  • All materials as part of the enclosure were either reused or recycled, thus 0% of waste went to landfill; the Soundex mats were reused by Costain Thames Tideway project, the metal structure was dismantled and given back to Envirofab for recycling or reuse, and the slab sections were taken away by Tarmac for recycling as road aggregate.
  • Waste timber was collected and reused by the Community Wood Scheme – a company which helps to create sustainable jobs, as well as training and volunteering opportunities for local people.
  • The Fisher Street site had real-time monitoring for vibration, air and noise pollution. The monitors were connected to the internet which sent out alerts when an exceedance was recorded via email or SMS to appointed personnel 24hrs a day.
  • One hundred per cent of the project’s energy power supply was provided by ‘Good Energy’ which uses 100% renewable energy sources. The project also had an energy, water and carbon footprint tracker which included emissions generated from Non-Road Mobile Machinery (NRMM).
  • To encourage members of staff to report incidents of non-compliance, near misses or good practices, a £1.00 donation was was made to charity (SERV UK) for every observation card completed. The trends were analysed and targeted training was organised if a particular issue was constantly identified.
  • Each month £10, £20, £50 vouchers and a fleece were given to people who submitted the best observation card or the person who filled out the most. C360 also developed a card scheme which included yellow, red and black cards for disciplinary action. Green cards were also awarded to recognize good practice on site with a £50 reward voucher given.
  • Where necessary, lessons learnt/best practice documents were produced following regular internal and external inspections, audits and reporting so that the findings could be shared among other sites and projects.
  • Safety stand-downs occurred whenever there was a major incident/fatality in another area of the business so the teams were able to learn from the event.
  • All staff members were required to attend mandatory Injury-Free Environment (IFE) training. This was an alternative take on the traditional idea of safety training in which discussions took place on the importance of creating an incident and injury-free environment at work and home, and the impact this has on family and friends. Attendees were sent home and unable to return to work for the rest of the day in order to reflect on what was covered. 
  • Every month the team was encouraged to nominate any colleagues on the following Crossrail values: safety, collaboration, integrity, inspiration and respect. The winners were presented with a monetary gift voucher by the project director.
  • Green cards were awarded to recognize good practice on site, with a £50 reward voucher given to the person who achieved this. When major milestones are met, the team were rewarded with pizza or an evening out to celebrate.
  • An occupational health nurse visited the project three times a week, carrying out wellbeing medicals including blood pressure, BMI, lung function tests and blood sugar levels.
  • Wrist-mounted arm vibration monitors were provided for operatives to prevent HAVS. Operatives were required to visit the nurse if found to be exceeding more than 100 points per day.

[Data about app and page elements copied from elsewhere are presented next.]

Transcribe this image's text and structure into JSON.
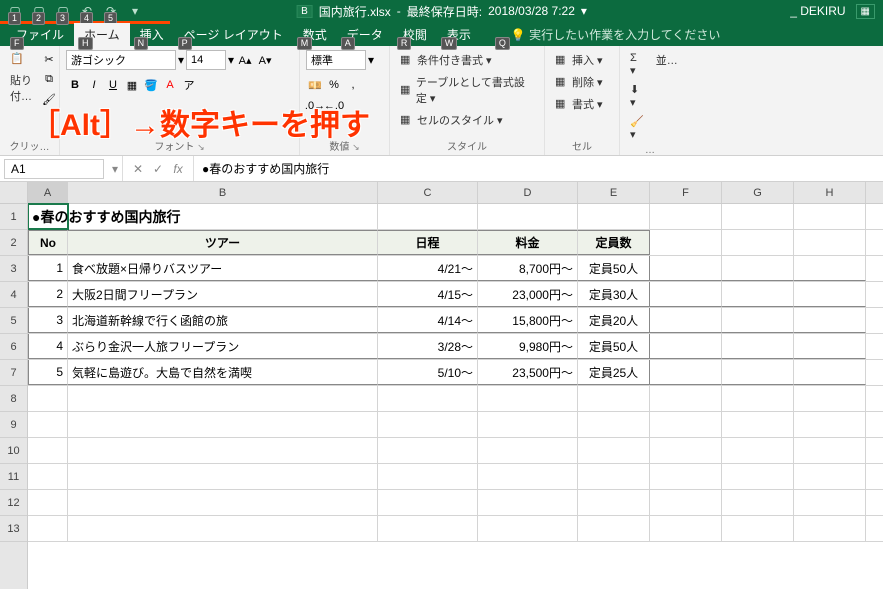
{
  "title": {
    "badge": "B",
    "filename": "国内旅行.xlsx",
    "saved_prefix": "最終保存日時:",
    "saved_time": "2018/03/28 7:22",
    "username": "_ DEKIRU"
  },
  "qat": [
    {
      "icon": "▢",
      "key": "1"
    },
    {
      "icon": "▢",
      "key": "2"
    },
    {
      "icon": "▢",
      "key": "3"
    },
    {
      "icon": "↶",
      "key": "4"
    },
    {
      "icon": "↷",
      "key": "5"
    }
  ],
  "tabs": [
    {
      "label": "ファイル",
      "key": "F"
    },
    {
      "label": "ホーム",
      "key": "H",
      "active": true
    },
    {
      "label": "挿入",
      "key": "N"
    },
    {
      "label": "ページ レイアウト",
      "key": "P"
    },
    {
      "label": "数式",
      "key": "M"
    },
    {
      "label": "データ",
      "key": "A"
    },
    {
      "label": "校閲",
      "key": "R"
    },
    {
      "label": "表示",
      "key": "W"
    }
  ],
  "tellme": {
    "icon": "💡",
    "text": "実行したい作業を入力してください",
    "key": "Q"
  },
  "ribbon": {
    "clipboard": {
      "label": "クリッ…",
      "paste": "貼り付…"
    },
    "font": {
      "label": "フォント",
      "name": "游ゴシック",
      "size": "14"
    },
    "number": {
      "label": "数値",
      "style": "標準"
    },
    "styles": {
      "label": "スタイル",
      "items": [
        "条件付き書式 ▾",
        "テーブルとして書式設定 ▾",
        "セルのスタイル ▾"
      ]
    },
    "cells": {
      "label": "セル",
      "items": [
        "挿入 ▾",
        "削除 ▾",
        "書式 ▾"
      ]
    },
    "editing": {
      "label": "…",
      "items": [
        "Σ ▾",
        "⬇ ▾",
        "🧹 ▾"
      ],
      "side": "並…"
    }
  },
  "overlay": "［Alt］→数字キーを押す",
  "namebox": "A1",
  "formula": "●春のおすすめ国内旅行",
  "cols": [
    "A",
    "B",
    "C",
    "D",
    "E",
    "F",
    "G",
    "H"
  ],
  "rows": [
    "1",
    "2",
    "3",
    "4",
    "5",
    "6",
    "7",
    "8",
    "9",
    "10",
    "11",
    "12",
    "13"
  ],
  "sheet": {
    "title": "●春のおすすめ国内旅行",
    "headers": {
      "no": "No",
      "tour": "ツアー",
      "date": "日程",
      "price": "料金",
      "cap": "定員数"
    },
    "data": [
      {
        "no": "1",
        "tour": "食べ放題×日帰りバスツアー",
        "date": "4/21～",
        "price": "8,700円～",
        "cap": "定員50人"
      },
      {
        "no": "2",
        "tour": "大阪2日間フリープラン",
        "date": "4/15～",
        "price": "23,000円～",
        "cap": "定員30人"
      },
      {
        "no": "3",
        "tour": "北海道新幹線で行く函館の旅",
        "date": "4/14～",
        "price": "15,800円～",
        "cap": "定員20人"
      },
      {
        "no": "4",
        "tour": "ぶらり金沢一人旅フリープラン",
        "date": "3/28～",
        "price": "9,980円～",
        "cap": "定員50人"
      },
      {
        "no": "5",
        "tour": "気軽に島遊び。大島で自然を満喫",
        "date": "5/10～",
        "price": "23,500円～",
        "cap": "定員25人"
      }
    ]
  }
}
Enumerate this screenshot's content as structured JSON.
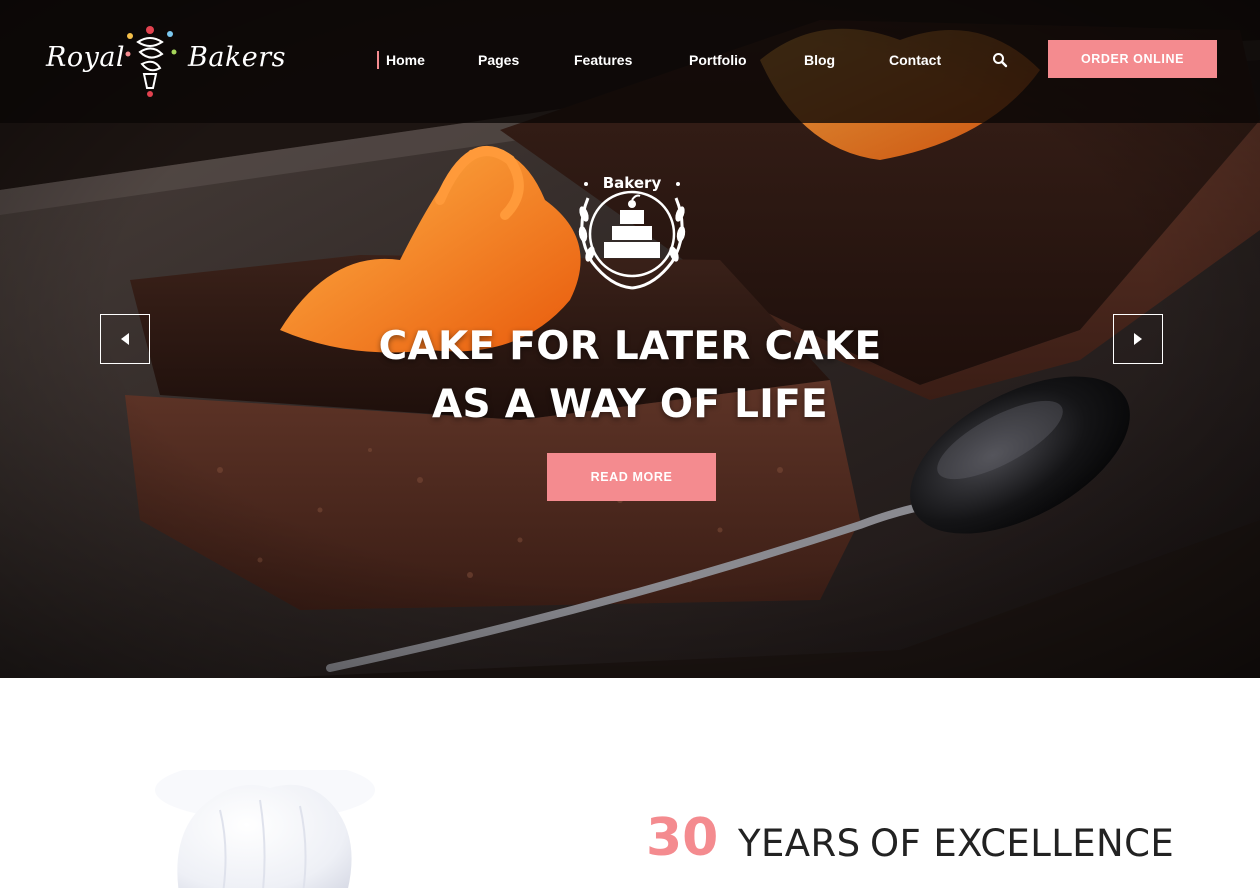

  • The project had six trained mental health first aiders and its 306090 SHE campaign focussed on a different health and wellbeing topic each month.
  • Following a ‘Breathe Easy’ campaign which focused on air quality, many members of the team started to use the city air app which helps Londoners lower their impact on, and exposure to air pollution. The ‘CleartheAir’ website emissions calculator which shows the impact of different transport methods was also been trialled.

Recently published